  • steroid hormones;
  • central nervous system;
  • depolarization;
  • 18-hydroxydeoxycorticosterone 21-acetate;
  • lipid solubility

Summary

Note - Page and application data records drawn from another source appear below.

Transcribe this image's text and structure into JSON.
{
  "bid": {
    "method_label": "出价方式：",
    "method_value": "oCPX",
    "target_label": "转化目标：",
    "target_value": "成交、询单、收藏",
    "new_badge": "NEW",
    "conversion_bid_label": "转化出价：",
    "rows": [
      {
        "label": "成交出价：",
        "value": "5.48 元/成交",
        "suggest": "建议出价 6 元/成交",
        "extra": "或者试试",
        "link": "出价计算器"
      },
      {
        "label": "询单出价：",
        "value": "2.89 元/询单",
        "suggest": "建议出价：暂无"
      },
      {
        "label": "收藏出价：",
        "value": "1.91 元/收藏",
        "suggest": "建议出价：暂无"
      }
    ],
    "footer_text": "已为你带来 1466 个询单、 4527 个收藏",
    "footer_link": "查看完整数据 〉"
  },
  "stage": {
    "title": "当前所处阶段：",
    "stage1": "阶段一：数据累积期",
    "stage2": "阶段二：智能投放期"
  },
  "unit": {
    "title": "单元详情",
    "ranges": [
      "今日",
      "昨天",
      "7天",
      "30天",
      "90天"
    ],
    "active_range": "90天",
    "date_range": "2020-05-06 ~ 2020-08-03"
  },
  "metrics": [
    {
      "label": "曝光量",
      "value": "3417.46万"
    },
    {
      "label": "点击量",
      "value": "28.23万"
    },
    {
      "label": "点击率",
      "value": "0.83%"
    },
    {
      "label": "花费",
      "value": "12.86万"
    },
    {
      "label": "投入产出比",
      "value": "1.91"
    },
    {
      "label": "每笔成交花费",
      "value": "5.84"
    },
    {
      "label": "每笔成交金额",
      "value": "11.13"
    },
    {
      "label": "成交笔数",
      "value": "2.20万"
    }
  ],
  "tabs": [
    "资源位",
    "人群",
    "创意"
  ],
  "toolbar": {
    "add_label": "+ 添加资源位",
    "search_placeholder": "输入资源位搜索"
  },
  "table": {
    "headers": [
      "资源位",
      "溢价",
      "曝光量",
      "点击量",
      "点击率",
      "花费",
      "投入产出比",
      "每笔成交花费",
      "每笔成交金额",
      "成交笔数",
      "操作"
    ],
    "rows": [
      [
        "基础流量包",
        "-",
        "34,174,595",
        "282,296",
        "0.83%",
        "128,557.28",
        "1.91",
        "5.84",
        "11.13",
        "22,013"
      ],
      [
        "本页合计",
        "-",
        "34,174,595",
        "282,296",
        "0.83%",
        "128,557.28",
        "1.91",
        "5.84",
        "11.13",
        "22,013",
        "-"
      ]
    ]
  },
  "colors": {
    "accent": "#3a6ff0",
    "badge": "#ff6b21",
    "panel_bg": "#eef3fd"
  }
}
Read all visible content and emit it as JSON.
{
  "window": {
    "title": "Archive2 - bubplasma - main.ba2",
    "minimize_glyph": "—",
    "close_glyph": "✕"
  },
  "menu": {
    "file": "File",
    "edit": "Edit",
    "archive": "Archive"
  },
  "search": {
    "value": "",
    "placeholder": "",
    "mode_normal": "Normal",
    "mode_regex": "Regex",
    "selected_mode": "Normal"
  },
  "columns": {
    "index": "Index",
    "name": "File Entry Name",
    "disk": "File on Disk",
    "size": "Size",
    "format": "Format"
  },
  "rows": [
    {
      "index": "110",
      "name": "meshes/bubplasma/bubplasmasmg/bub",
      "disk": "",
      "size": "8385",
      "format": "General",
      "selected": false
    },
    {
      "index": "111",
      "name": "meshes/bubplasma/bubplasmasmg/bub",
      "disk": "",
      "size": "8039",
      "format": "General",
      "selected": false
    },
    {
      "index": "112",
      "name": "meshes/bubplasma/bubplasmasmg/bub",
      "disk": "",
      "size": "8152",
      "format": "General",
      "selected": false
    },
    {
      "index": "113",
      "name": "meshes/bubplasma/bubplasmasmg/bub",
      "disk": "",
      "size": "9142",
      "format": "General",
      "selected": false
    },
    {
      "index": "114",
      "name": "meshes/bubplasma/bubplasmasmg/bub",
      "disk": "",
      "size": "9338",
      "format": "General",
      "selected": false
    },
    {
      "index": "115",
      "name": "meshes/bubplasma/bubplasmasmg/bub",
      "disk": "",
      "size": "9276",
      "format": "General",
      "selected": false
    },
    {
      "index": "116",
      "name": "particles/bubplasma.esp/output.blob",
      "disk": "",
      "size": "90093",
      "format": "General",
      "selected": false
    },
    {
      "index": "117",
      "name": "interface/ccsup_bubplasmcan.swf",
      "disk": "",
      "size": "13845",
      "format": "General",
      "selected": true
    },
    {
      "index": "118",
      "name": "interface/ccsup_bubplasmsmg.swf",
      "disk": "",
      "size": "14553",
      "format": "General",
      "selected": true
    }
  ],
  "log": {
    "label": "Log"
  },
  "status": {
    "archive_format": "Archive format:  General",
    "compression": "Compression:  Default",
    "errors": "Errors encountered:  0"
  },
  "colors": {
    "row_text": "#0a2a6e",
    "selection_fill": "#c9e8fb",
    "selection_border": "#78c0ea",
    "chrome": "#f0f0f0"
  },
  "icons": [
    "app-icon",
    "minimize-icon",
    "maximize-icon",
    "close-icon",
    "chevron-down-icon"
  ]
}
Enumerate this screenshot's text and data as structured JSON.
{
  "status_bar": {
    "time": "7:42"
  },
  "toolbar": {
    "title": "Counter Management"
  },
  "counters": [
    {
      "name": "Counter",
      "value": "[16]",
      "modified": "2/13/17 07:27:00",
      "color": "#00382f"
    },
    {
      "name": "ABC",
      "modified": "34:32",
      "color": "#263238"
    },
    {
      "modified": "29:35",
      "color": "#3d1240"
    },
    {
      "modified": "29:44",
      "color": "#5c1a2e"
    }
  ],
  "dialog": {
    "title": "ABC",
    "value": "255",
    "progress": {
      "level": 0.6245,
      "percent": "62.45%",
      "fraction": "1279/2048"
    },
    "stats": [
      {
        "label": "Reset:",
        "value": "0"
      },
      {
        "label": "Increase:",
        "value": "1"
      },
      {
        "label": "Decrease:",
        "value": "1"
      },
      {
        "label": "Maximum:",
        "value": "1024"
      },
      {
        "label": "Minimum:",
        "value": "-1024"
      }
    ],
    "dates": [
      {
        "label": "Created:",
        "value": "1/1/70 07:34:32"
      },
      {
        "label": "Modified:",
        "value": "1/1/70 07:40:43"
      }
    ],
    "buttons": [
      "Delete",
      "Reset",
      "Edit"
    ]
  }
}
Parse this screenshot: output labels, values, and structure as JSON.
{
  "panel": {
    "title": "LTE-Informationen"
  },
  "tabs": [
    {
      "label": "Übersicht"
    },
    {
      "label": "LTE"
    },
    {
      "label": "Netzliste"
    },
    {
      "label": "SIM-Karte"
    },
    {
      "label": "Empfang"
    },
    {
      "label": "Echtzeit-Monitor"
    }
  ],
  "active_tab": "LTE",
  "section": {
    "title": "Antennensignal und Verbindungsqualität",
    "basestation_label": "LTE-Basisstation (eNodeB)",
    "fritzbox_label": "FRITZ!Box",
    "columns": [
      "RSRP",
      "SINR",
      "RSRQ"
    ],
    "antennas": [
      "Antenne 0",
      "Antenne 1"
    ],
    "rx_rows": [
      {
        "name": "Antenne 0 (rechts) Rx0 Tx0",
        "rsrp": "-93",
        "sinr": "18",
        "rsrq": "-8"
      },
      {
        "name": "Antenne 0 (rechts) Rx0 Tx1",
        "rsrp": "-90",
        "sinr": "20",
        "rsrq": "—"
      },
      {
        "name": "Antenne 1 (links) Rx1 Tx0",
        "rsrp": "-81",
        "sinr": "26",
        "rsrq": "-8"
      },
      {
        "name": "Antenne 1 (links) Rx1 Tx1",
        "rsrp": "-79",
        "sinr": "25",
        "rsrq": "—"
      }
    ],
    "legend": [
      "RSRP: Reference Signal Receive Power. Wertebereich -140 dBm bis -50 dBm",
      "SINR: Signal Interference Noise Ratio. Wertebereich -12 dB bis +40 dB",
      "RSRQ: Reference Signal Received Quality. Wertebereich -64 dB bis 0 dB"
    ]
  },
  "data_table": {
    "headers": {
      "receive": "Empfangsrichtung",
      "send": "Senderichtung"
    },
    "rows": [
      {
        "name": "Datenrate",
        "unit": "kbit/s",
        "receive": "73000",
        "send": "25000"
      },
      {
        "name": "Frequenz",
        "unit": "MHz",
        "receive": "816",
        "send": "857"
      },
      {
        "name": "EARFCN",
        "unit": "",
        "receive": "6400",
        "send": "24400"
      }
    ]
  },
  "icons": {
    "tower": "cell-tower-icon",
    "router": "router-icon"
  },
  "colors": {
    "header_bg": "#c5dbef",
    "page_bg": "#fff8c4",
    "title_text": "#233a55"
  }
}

Steroids have fast and probably partly GABA-mediated central anaesthetic effects for which a strict structure-function correlation is required. They also affect short- and long-term activity in the CNS in other ways. One of these is long-term potentiation (the persistent facilitation of synaptic transmission), which occurs particularly in the hippocampus after repetitive stimulation of a fibre pathway. Two clearly distinguished components of the evoked response can be studied in the hippocampus: the excitatory postsynaptic potential (EPSP) which denotes the graded depolarization of the somadendritic region of the neuron and the population spike (PS), a manifestation of the all-or-none discharge of the cell action potential. Corticosterone had a significant depressant effect on the EPSP component of the evoked response immediately and 15 min after injection. Thereafter EPSP amplitudes were within normal values. Corticosterone significantly decreased the PS immediately after the train, the component remaining low 30 min after the train. 5α-Dihydrocorticosterone (a ring A-reduced metabolite of corticosterone) significantly reduced the PS component of the response at all times after injection. 18-Hydroxydeoxycorticosterone and deoxycorticosterone significantly decreased both EPSP and PS components of the evoked response from the time of infusion. Contrary to expectation, tetrahydrodeoxycorticosterone was ineffective in decreasing, and if anything, enhanced the development of long-term potentiation. 18-Hydroxydeoxycorticosterone 21-acetate behaved like vehicle, except for the first 30 min after injection, when the EPSP was decreased. Different steroids can selectively affect different parts of a neuron and appear to show a different structure-function correlation for long-term potentiation from that required for anaesthesia.